(1) Macaulay, Hist. Eng., chap. 23.
“I am convinced that no people ever did combine these great and essential elements of prosperity and happiness so completely as the English people now do.”
Montesquieu, in the same line of thought, says:
“Carthage périt, parceque, lorsqu’il fallut retrancher les abus, elle ne put sousfrir la main de son Annibal même. Athènes tomba, parcequeses erreurs lui parurent si douces qu’elle ne voulut pas en guérir.
“Legouvernement d'Angleterre est plus sage, parcequ'il y a un corps qui l’examine continuellement, et qui s'examine continuellement lui-même; et telles sont ses erreurs qu’elles ne sont jamais longues, et que, par l'esprit d'attention qu’elles donment à la nation, elles sont souvent utiles.
“En un mot, un gouvernement libre, c'est-à-dire toujours agité, ne saurait se maintenir s'il n'est, parses propres lois, capable de correction.” (1)
The example of the prosperous union of the American States could not but suggest to the minds of the colonists of these Provinces, the feasibility of a Confederation of quite a similar pattern for Provinces divided from each other by a mere geographical line. About the year 1800 (2) the Hon. R. J. Uniacke, of Nova Scotia, recommended a colonial union to the Imperial authorities, and, in 1814, Chief Justice Sewell, of Quebec, addressed to the Duke of Kent, father of Her present Majesty, a letter commending such a plan. In 1822, Sir John Beverley Robinson, at the request of the Colonial Office, submitted a scheme of the same nature. In December, 1825, Robert Gourlay, writing from London, laid down the principles upon which Confederation was effected, in 1867. The most authoritative suggestion on the subject is to be found in the report of Lord Durham, who was sent to Canada, as High Commissioner, to ascertain the causes and extent of the complaints which had resulted in open rebellion, in 1837–38.
“Lord Durham's report, says Mr. McCarthy, was acknowledged by enemies as
well as by the most impartial critics to be a masterly document. As Mr. Mill has said, it laid the foundation of the political success and social prosperity, not only of Canada, but of all the other important colonies.

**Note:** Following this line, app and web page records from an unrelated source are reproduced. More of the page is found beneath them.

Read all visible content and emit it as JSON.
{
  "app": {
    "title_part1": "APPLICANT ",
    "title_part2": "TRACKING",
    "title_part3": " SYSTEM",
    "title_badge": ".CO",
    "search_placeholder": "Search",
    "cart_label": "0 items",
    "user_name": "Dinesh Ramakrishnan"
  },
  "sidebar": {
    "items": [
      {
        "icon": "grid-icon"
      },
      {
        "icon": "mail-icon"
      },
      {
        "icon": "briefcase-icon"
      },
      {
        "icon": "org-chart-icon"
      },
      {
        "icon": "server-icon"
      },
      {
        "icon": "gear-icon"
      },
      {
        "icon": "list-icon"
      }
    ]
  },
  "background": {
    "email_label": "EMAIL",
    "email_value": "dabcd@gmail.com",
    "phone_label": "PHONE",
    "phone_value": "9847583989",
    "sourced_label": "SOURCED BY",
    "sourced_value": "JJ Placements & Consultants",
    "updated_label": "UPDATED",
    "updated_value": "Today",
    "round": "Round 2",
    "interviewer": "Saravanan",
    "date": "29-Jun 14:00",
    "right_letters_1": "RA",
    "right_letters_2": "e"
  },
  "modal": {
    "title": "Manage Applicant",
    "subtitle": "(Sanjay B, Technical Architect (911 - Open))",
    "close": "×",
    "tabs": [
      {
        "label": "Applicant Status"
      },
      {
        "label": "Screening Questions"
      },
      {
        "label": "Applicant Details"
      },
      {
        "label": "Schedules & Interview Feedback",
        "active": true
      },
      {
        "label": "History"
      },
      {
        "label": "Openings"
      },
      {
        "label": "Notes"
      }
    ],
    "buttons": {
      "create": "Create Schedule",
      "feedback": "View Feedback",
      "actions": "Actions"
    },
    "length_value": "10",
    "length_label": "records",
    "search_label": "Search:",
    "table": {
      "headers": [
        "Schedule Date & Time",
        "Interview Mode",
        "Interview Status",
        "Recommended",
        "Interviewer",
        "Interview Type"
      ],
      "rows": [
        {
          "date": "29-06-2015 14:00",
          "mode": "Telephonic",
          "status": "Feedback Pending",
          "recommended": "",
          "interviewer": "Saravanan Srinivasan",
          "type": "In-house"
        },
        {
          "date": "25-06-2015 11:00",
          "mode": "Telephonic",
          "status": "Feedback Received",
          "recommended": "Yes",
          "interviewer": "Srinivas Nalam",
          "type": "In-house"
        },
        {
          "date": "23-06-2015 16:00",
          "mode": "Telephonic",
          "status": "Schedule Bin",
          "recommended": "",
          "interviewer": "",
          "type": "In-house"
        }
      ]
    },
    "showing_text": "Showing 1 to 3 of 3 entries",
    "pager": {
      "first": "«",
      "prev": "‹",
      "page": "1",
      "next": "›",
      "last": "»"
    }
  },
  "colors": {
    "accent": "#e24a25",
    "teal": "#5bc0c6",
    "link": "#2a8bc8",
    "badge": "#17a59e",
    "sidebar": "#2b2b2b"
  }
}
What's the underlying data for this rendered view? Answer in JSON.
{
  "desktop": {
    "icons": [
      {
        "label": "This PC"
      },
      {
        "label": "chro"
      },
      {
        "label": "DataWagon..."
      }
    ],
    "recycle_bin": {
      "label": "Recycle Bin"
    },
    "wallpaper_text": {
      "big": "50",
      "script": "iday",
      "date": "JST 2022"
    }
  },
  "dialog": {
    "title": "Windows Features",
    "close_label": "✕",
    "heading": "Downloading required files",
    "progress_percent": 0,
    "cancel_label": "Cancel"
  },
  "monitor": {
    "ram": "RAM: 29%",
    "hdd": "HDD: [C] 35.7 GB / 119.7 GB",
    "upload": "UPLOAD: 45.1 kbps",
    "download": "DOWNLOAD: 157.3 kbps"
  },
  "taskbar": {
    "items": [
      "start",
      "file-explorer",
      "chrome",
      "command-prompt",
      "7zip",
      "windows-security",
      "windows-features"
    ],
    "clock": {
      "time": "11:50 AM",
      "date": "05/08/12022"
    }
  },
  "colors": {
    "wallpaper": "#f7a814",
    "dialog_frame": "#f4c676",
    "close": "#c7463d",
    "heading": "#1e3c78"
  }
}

After having explained in the most exhaustive manner the causes of discontent and backwardness in Canada,it went on to recommend that the government of the colony should be put as much as possible into the hands of the colonists themselves,that they themselves should execute,as well as make the laws; the limit of the Imperial Government’s interference, being, in such matters as affect the relations of the colony with the Mother Country; such as the constitution and form of government, the regulation of foreign relations and trade, and the disposal of the public lands. Lord Durham proposed to establish a thoroughly good system of municipal institutions; to secure the independence of the judges; to make all provincial officers, except the governor and his secretary, responsible to the colonial legislature; and to repeal all former legislation with respect to the reserves of land for the clergy. Finally, he proposed that the provinces of Canada should be re-united politi
cally and should become one legislature, containing the representatives of both races and of all districts. It is significant that the report also recommended that in any
(1) Esprit des Lois, p. 237.